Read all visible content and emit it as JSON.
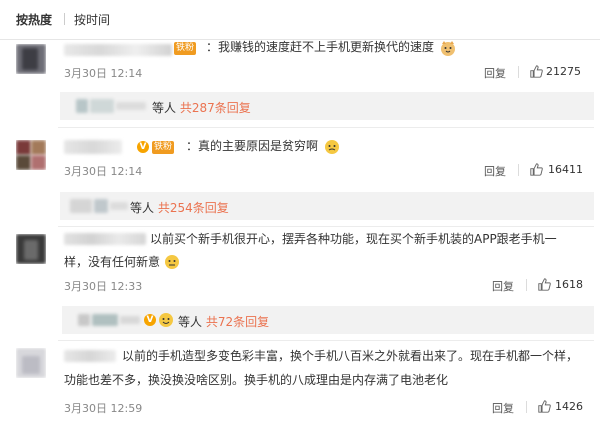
{
  "tabs": {
    "hot": "按热度",
    "time": "按时间"
  },
  "comments": [
    {
      "text": "：我赚钱的速度赶不上手机更新换代的速度",
      "badge": "铁粉",
      "date": "3月30日 12:14",
      "reply": "回复",
      "likes": "21275",
      "sub": {
        "prefix": "等人",
        "count": "共287条回复"
      }
    },
    {
      "text": "：真的主要原因是贫穷啊",
      "badge": "铁粉",
      "date": "3月30日 12:14",
      "reply": "回复",
      "likes": "16411",
      "sub": {
        "prefix": "等人",
        "count": "共254条回复"
      }
    },
    {
      "line1": "以前买个新手机很开心，摆弄各种功能，现在买个新手机装的APP跟老手机一",
      "line2": "样，没有任何新意",
      "date": "3月30日 12:33",
      "reply": "回复",
      "likes": "1618",
      "sub": {
        "prefix": "等人",
        "count": "共72条回复"
      }
    },
    {
      "line1": "以前的手机造型多变色彩丰富，换个手机八百米之外就看出来了。现在手机都一个样，",
      "line2": "功能也差不多，换没换没啥区别。换手机的八成理由是内存满了电池老化",
      "date": "3月30日 12:59",
      "reply": "回复",
      "likes": "1426"
    }
  ],
  "icons": {
    "thumb": "thumbs-up-icon",
    "verified": "verified-v-icon",
    "emoji": "emoji-icon"
  },
  "colors": {
    "reply_count": "#eb7350",
    "badge": "#f09b20",
    "verified": "#f7a400"
  }
}
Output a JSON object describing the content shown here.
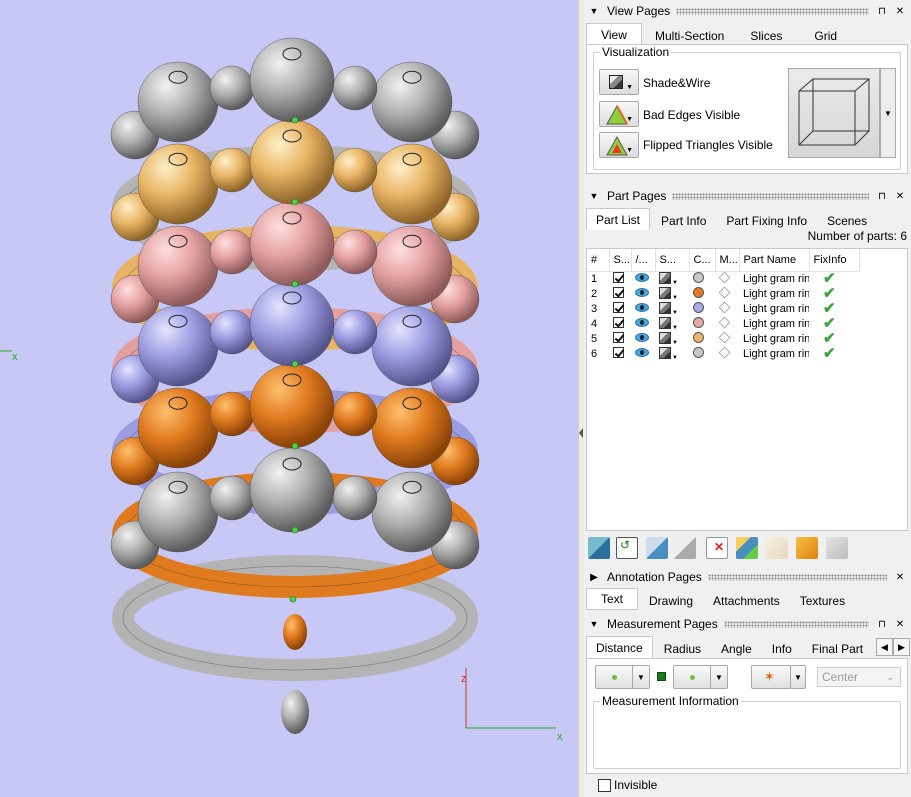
{
  "axes": {
    "x1": "x",
    "z": "z",
    "x2": "x"
  },
  "view_pages": {
    "title": "View Pages",
    "tabs": [
      "View",
      "Multi-Section",
      "Slices",
      "Grid"
    ],
    "group_label": "Visualization",
    "buttons": [
      {
        "label": "Shade&Wire",
        "icon": "shade-wire-icon"
      },
      {
        "label": "Bad Edges Visible",
        "icon": "bad-edges-icon"
      },
      {
        "label": "Flipped Triangles Visible",
        "icon": "flipped-triangles-icon"
      }
    ]
  },
  "part_pages": {
    "title": "Part Pages",
    "tabs": [
      "Part List",
      "Part Info",
      "Part Fixing Info",
      "Scenes"
    ],
    "count_text": "Number of parts: 6",
    "columns": [
      "#",
      "S...",
      "/...",
      "S...",
      "C...",
      "M...",
      "Part Name",
      "FixInfo"
    ],
    "rows": [
      {
        "num": "1",
        "name": "Light gram ring",
        "color": "#c8c8c8"
      },
      {
        "num": "2",
        "name": "Light gram ring",
        "color": "#e07a26"
      },
      {
        "num": "3",
        "name": "Light gram ring",
        "color": "#a9a9e8"
      },
      {
        "num": "4",
        "name": "Light gram ring",
        "color": "#e8a6a6"
      },
      {
        "num": "5",
        "name": "Light gram ring",
        "color": "#f0b46a"
      },
      {
        "num": "6",
        "name": "Light gram ring",
        "color": "#c8c8c8"
      }
    ]
  },
  "annotation_pages": {
    "title": "Annotation Pages",
    "tabs": [
      "Text",
      "Drawing",
      "Attachments",
      "Textures"
    ]
  },
  "measurement_pages": {
    "title": "Measurement Pages",
    "tabs": [
      "Distance",
      "Radius",
      "Angle",
      "Info",
      "Final Part"
    ],
    "mode_value": "Center",
    "group_label": "Measurement Information",
    "checkbox_label": "Invisible"
  },
  "colors": {
    "viewport_bg": "#c8c8f6",
    "gray": "#b4b4b4",
    "orange": "#e07a1e",
    "purple": "#9c9ce2",
    "pink": "#e4a0a0",
    "gold": "#e8b464"
  }
}
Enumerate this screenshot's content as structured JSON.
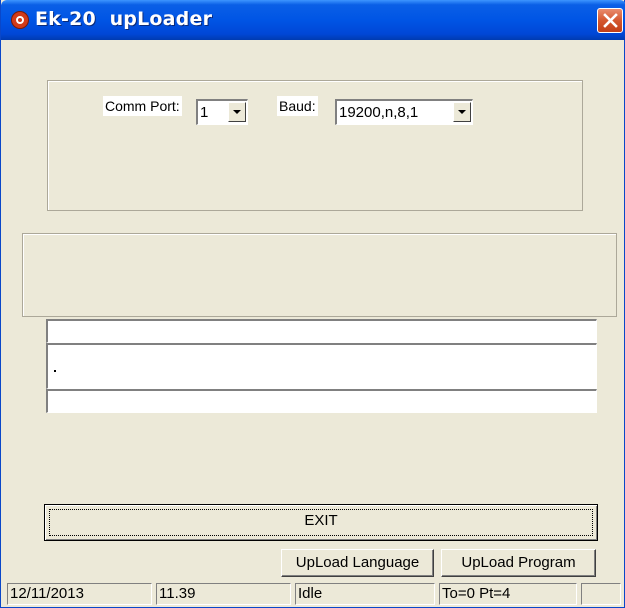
{
  "window": {
    "title": "Ek-20  upLoader",
    "close_icon": "close-icon",
    "app_icon": "app-icon"
  },
  "settings": {
    "comm_port_label": "Comm Port:",
    "comm_port_value": "1",
    "baud_label": "Baud:",
    "baud_value": "19200,n,8,1"
  },
  "fields": {
    "line1": "",
    "line2": "",
    "line3": ""
  },
  "buttons": {
    "exit": "EXIT",
    "upload_language": "UpLoad Language",
    "upload_program": "UpLoad Program"
  },
  "status": {
    "date": "12/11/2013",
    "time": "11.39",
    "state": "Idle",
    "info": "To=0 Pt=4",
    "extra": ""
  },
  "colors": {
    "titlebar": "#0055e5",
    "close_button": "#d4572f",
    "window_bg": "#ece9d8"
  }
}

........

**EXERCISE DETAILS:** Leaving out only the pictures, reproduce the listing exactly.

**RESPONSE TO THE EXERCISE:**
Read all visible content and emit it as JSON.
{
  "tabs": {
    "hot": "按热度",
    "time": "按时间"
  },
  "comments": [
    {
      "text": "：我赚钱的速度赶不上手机更新换代的速度",
      "badge": "铁粉",
      "date": "3月30日 12:14",
      "reply": "回复",
      "likes": "21275",
      "sub": {
        "prefix": "等人",
        "count": "共287条回复"
      }
    },
    {
      "text": "：真的主要原因是贫穷啊",
      "badge": "铁粉",
      "date": "3月30日 12:14",
      "reply": "回复",
      "likes": "16411",
      "sub": {
        "prefix": "等人",
        "count": "共254条回复"
      }
    },
    {
      "line1": "以前买个新手机很开心，摆弄各种功能，现在买个新手机装的APP跟老手机一",
      "line2": "样，没有任何新意",
      "date": "3月30日 12:33",
      "reply": "回复",
      "likes": "1618",
      "sub": {
        "prefix": "等人",
        "count": "共72条回复"
      }
    },
    {
      "line1": "以前的手机造型多变色彩丰富，换个手机八百米之外就看出来了。现在手机都一个样，",
      "line2": "功能也差不多，换没换没啥区别。换手机的八成理由是内存满了电池老化",
      "date": "3月30日 12:59",
      "reply": "回复",
      "likes": "1426"
    }
  ],
  "icons": {
    "thumb": "thumbs-up-icon",
    "verified": "verified-v-icon",
    "emoji": "emoji-icon"
  },
  "colors": {
    "reply_count": "#eb7350",
    "badge": "#f09b20",
    "verified": "#f7a400"
  }
}
Output a JSON object describing the content shown here.
{
  "axes": {
    "x1": "x",
    "z": "z",
    "x2": "x"
  },
  "view_pages": {
    "title": "View Pages",
    "tabs": [
      "View",
      "Multi-Section",
      "Slices",
      "Grid"
    ],
    "group_label": "Visualization",
    "buttons": [
      {
        "label": "Shade&Wire",
        "icon": "shade-wire-icon"
      },
      {
        "label": "Bad Edges Visible",
        "icon": "bad-edges-icon"
      },
      {
        "label": "Flipped Triangles Visible",
        "icon": "flipped-triangles-icon"
      }
    ]
  },
  "part_pages": {
    "title": "Part Pages",
    "tabs": [
      "Part List",
      "Part Info",
      "Part Fixing Info",
      "Scenes"
    ],
    "count_text": "Number of parts: 6",
    "columns": [
      "#",
      "S...",
      "/...",
      "S...",
      "C...",
      "M...",
      "Part Name",
      "FixInfo"
    ],
    "rows": [
      {
        "num": "1",
        "name": "Light gram ring",
        "color": "#c8c8c8"
      },
      {
        "num": "2",
        "name": "Light gram ring",
        "color": "#e07a26"
      },
      {
        "num": "3",
        "name": "Light gram ring",
        "color": "#a9a9e8"
      },
      {
        "num": "4",
        "name": "Light gram ring",
        "color": "#e8a6a6"
      },
      {
        "num": "5",
        "name": "Light gram ring",
        "color": "#f0b46a"
      },
      {
        "num": "6",
        "name": "Light gram ring",
        "color": "#c8c8c8"
      }
    ]
  },
  "annotation_pages": {
    "title": "Annotation Pages",
    "tabs": [
      "Text",
      "Drawing",
      "Attachments",
      "Textures"
    ]
  },
  "measurement_pages": {
    "title": "Measurement Pages",
    "tabs": [
      "Distance",
      "Radius",
      "Angle",
      "Info",
      "Final Part"
    ],
    "mode_value": "Center",
    "group_label": "Measurement Information",
    "checkbox_label": "Invisible"
  },
  "colors": {
    "viewport_bg": "#c8c8f6",
    "gray": "#b4b4b4",
    "orange": "#e07a1e",
    "purple": "#9c9ce2",
    "pink": "#e4a0a0",
    "gold": "#e8b464"
  }
}
Enumerate this screenshot's content as structured JSON.
{
  "window": {
    "title": "Ek-20  upLoader",
    "close_icon": "close-icon",
    "app_icon": "app-icon"
  },
  "settings": {
    "comm_port_label": "Comm Port:",
    "comm_port_value": "1",
    "baud_label": "Baud:",
    "baud_value": "19200,n,8,1"
  },
  "fields": {
    "line1": "",
    "line2": "",
    "line3": ""
  },
  "buttons": {
    "exit": "EXIT",
    "upload_language": "UpLoad Language",
    "upload_program": "UpLoad Program"
  },
  "status": {
    "date": "12/11/2013",
    "time": "11.39",
    "state": "Idle",
    "info": "To=0 Pt=4",
    "extra": ""
  },
  "colors": {
    "titlebar": "#0055e5",
    "close_button": "#d4572f",
    "window_bg": "#ece9d8"
  }
}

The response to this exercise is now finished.